Tell me why women “aren’t funny” again? Really. I’d like to know. Read more on The Mary Sue…
“The Heat,” a foul-mouthed, gun-toting, slapstick-silly film opened in theaters this weekend — and it stars two female leads. Sandra Bullock and Melissa McCarthy, two of Hollywood’s raddest women, play an FBI agent and a cop, respectively, in the movie, which has been getting some positive reviews. So, to honor this awesome female duo, we thought we’d list the wackiest and wittiest female duos (on and off the screen) of all time.
“I was asked to lose weight by a network for a TV pilot. The conversation happens because you get a job and your agent or manager calls and they say, ‘They are so excited about you. They just think there is no one better for this part and they want you to look and feel your best — they really feel that that could include losing 15 or 20 pounds’. … I feel like it’s the last frontier of feminism — the weight thing with women — even for myself. I identify as a feminist. I have so many feminist beliefs — and then I’m so mean to myself about my body sometimes. Or I can be judgmental about other people for their bodies, and I don’t know how to get over it.”
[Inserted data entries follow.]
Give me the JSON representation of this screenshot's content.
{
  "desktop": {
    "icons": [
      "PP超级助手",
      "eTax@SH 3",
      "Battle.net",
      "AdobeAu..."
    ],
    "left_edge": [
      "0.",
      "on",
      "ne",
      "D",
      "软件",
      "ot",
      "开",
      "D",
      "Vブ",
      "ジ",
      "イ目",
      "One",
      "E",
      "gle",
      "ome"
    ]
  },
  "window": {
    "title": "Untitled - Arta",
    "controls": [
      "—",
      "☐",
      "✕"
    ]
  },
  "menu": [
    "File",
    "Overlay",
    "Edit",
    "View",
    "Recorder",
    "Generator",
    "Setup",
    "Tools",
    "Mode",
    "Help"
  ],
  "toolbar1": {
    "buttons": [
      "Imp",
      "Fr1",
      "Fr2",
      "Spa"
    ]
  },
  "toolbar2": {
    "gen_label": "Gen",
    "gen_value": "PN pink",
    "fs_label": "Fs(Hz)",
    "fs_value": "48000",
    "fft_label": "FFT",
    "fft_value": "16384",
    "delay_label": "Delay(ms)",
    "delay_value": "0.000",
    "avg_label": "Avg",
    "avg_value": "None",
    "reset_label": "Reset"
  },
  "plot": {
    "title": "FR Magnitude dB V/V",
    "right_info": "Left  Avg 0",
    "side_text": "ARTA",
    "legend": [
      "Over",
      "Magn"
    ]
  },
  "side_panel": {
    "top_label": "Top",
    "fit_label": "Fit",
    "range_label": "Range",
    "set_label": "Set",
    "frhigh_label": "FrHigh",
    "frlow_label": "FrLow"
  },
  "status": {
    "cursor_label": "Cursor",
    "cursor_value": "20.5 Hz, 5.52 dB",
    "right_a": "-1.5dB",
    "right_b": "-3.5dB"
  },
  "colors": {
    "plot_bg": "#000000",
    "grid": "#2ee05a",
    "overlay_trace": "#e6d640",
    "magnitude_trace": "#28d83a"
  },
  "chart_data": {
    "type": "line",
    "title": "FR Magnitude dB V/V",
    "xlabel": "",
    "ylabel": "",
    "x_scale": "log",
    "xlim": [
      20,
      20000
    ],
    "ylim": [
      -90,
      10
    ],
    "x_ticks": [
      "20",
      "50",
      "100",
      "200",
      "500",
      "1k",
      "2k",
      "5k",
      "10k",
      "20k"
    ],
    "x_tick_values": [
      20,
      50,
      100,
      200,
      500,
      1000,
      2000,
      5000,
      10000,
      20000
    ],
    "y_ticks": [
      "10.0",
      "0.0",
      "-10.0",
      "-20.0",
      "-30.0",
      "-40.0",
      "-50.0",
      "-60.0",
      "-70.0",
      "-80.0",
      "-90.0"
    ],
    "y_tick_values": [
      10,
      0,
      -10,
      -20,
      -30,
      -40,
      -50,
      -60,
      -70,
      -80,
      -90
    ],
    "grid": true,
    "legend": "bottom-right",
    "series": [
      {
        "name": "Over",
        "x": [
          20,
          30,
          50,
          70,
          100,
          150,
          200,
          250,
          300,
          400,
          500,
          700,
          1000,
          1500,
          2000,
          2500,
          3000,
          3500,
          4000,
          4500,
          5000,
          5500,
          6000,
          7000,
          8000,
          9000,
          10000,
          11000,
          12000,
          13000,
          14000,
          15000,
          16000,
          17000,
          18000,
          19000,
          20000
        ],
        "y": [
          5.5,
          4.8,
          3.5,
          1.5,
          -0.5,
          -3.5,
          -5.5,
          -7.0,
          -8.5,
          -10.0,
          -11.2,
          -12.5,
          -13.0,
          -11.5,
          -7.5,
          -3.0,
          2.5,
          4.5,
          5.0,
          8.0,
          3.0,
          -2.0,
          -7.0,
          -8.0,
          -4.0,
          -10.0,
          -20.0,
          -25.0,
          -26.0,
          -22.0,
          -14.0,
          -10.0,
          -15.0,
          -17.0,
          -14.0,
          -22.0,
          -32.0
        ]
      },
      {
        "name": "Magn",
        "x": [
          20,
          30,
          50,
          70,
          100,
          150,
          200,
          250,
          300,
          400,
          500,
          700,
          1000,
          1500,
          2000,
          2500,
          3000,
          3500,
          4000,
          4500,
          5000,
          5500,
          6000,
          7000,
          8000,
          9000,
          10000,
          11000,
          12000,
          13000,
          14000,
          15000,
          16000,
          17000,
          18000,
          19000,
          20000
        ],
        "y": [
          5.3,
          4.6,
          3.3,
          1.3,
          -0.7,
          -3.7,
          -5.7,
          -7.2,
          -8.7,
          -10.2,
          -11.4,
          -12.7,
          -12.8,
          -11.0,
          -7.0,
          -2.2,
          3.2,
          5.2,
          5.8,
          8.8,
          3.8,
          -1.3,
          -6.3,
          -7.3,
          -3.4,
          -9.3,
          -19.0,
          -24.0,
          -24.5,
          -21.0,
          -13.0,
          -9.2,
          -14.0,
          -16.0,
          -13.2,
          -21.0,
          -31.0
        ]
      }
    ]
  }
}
The attitudes Busy Phillips from “Cougar Town” espouses on “The Conversation” about feminism and her body sound a lot like mine. Even being a feminist who realizes there’s an entire corporate culture dedicated to profitting off me feeling bad about my body, it’s a struggle not to be mean sometimes. Obviously it’s that much harder for actresses in the public eye. It would be hard not to be, when a TV network had the gall to ask her to lose 20 pounds under the guise of wanting her to “look and feel” her best. Uh huh. Right. [The Conversation TV via Women & Hollywood] [Photo: Splash News]
“I never really understand when people say that I like playing strong characters. I always find that a little weird because, I could be wrong, but I don’t think people ever say that to men. It’s like, well what should I play, a weak character? Does that mean that I can lift weights? I guess it means strong-minded, right? But it’s weird because people never say that about a male actor — Michael Fassbender or George Clooney, for example — that they love playing strong characters. It’s a weird gender thing.”
– Rachel Weisz (whose last name, for the life of me, I can never properly spell) brings up a good point about sexism in the ways we talk about male and female roles in Hollywood, even if the “strong women” comment is meant to be a compliment.
She’s right: no one ever commends an actor like Colin Firth when he plays a “strong” character, even though he has played characters with weaknesses as well, because a “strong” role for a male actor is considered the default. [The Sun UK]
“Kathryn Bigelow would be considered a mildly interesting filmmaker if she was a man but since she’s a very hot woman she’s really overrated.”
That’s a tweet from Bret Easton Ellis, the author of American Psycho and other books and movies. I guess someone is a little butthurt because Kathryn Bigelow won an Oscar for Best Director (making her the first-ever woman to do so) while Ellis’ latest film project stars a can-barely-walk-straight Lindsay Lohan? [IndieWire]
On May 13, 2011, the cinematic landscape was forever changed by that cute little movie about friends, weddings and bowel incontinence. Other than a couple “Saturday Night Live” cast members and the lead guy from “Mad Men,” that cute little movie starred a bunch of relatively unknown—and, up until that time, unappreciated—actors and actresses. Yet, at the end of the day, that cute little movie went on to make over $288
billion million at the box office and finally prove to film studios executives it was okay for women to be depicted as smart, funny, beautiful and a little gross. Call it the “Bridesmaids” Effect.
No matter how you slice it, movie theaters haven’t been the same since Melissa McCarthy pooped in a sink. (And I mean that as the highest compliment.) So, without further adieu, allow me to introduce you to the next crop of illegally talented female screenwriters who are likely to leave you in stitches and (possibly) tears.